• [Record excerpts]:

☆ ☆ ☆ ☆

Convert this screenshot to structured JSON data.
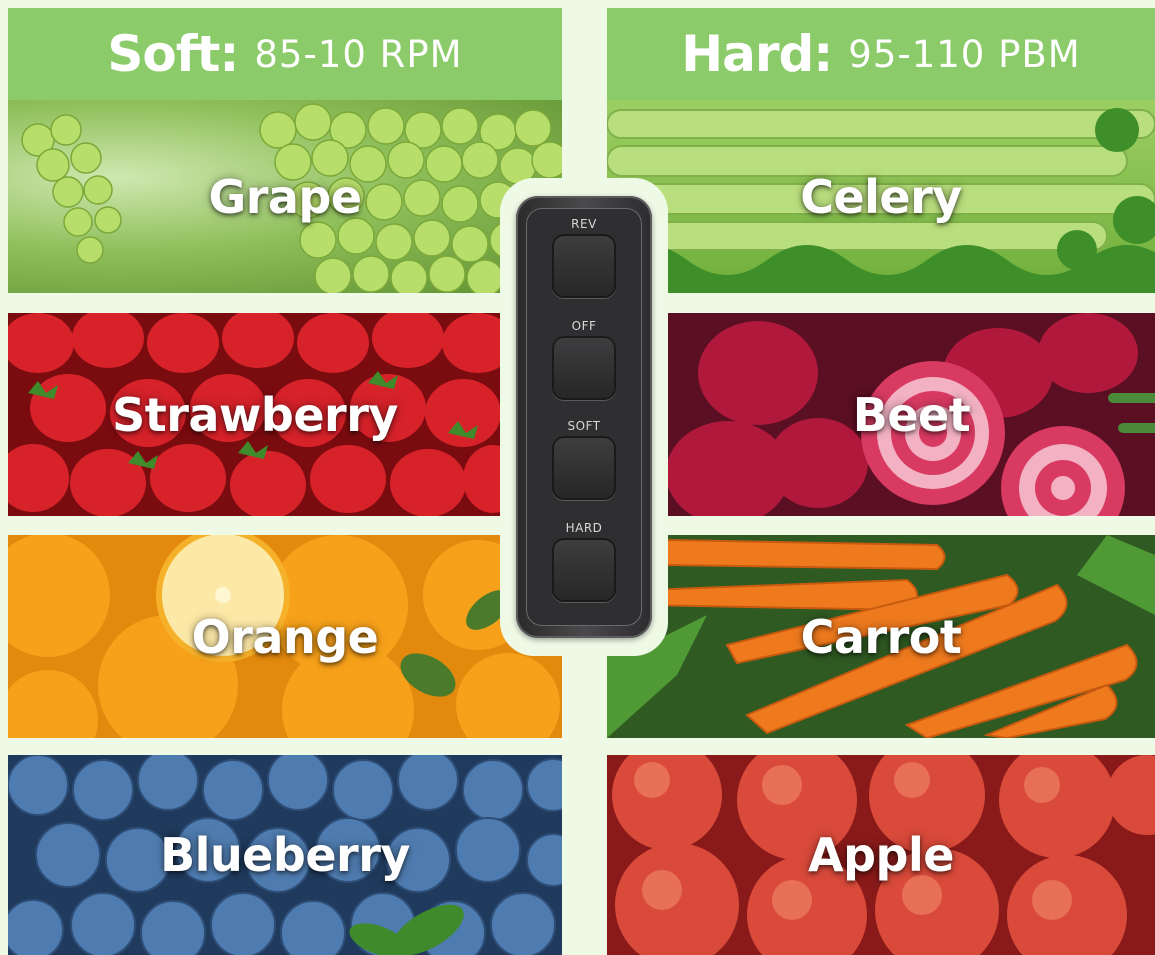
{
  "soft_header": {
    "label": "Soft:",
    "value": "85-10 RPM"
  },
  "hard_header": {
    "label": "Hard:",
    "value": "95-110 PBM"
  },
  "soft_items": [
    "Grape",
    "Strawberry",
    "Orange",
    "Blueberry"
  ],
  "hard_items": [
    "Celery",
    "Beet",
    "Carrot",
    "Apple"
  ],
  "control_panel": {
    "buttons": [
      "REV",
      "OFF",
      "SOFT",
      "HARD"
    ]
  },
  "colors": {
    "header_green": "#8ccb6a",
    "background": "#eef9e6",
    "panel": "#2f2f31"
  }
}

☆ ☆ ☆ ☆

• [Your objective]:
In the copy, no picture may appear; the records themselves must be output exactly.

• [Answer area]:
Convert this screenshot to structured JSON data.
{
  "soft_header": {
    "label": "Soft:",
    "value": "85-10 RPM"
  },
  "hard_header": {
    "label": "Hard:",
    "value": "95-110 PBM"
  },
  "soft_items": [
    "Grape",
    "Strawberry",
    "Orange",
    "Blueberry"
  ],
  "hard_items": [
    "Celery",
    "Beet",
    "Carrot",
    "Apple"
  ],
  "control_panel": {
    "buttons": [
      "REV",
      "OFF",
      "SOFT",
      "HARD"
    ]
  },
  "colors": {
    "header_green": "#8ccb6a",
    "background": "#eef9e6",
    "panel": "#2f2f31"
  }
}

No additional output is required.